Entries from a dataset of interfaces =
---------------
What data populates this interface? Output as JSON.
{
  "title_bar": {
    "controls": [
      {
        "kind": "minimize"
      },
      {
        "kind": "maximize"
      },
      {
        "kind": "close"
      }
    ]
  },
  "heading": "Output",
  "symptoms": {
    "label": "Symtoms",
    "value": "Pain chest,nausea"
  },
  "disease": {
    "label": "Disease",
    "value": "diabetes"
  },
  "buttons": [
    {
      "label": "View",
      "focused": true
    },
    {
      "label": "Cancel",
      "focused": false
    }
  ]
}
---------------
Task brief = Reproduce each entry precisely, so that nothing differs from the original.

Answer section =
What data populates this interface? Output as JSON.
{
  "title_bar": {
    "controls": [
      {
        "kind": "minimize"
      },
      {
        "kind": "maximize"
      },
      {
        "kind": "close"
      }
    ]
  },
  "heading": "Output",
  "symptoms": {
    "label": "Symtoms",
    "value": "Pain chest,nausea"
  },
  "disease": {
    "label": "Disease",
    "value": "diabetes"
  },
  "buttons": [
    {
      "label": "View",
      "focused": true
    },
    {
      "label": "Cancel",
      "focused": false
    }
  ]
}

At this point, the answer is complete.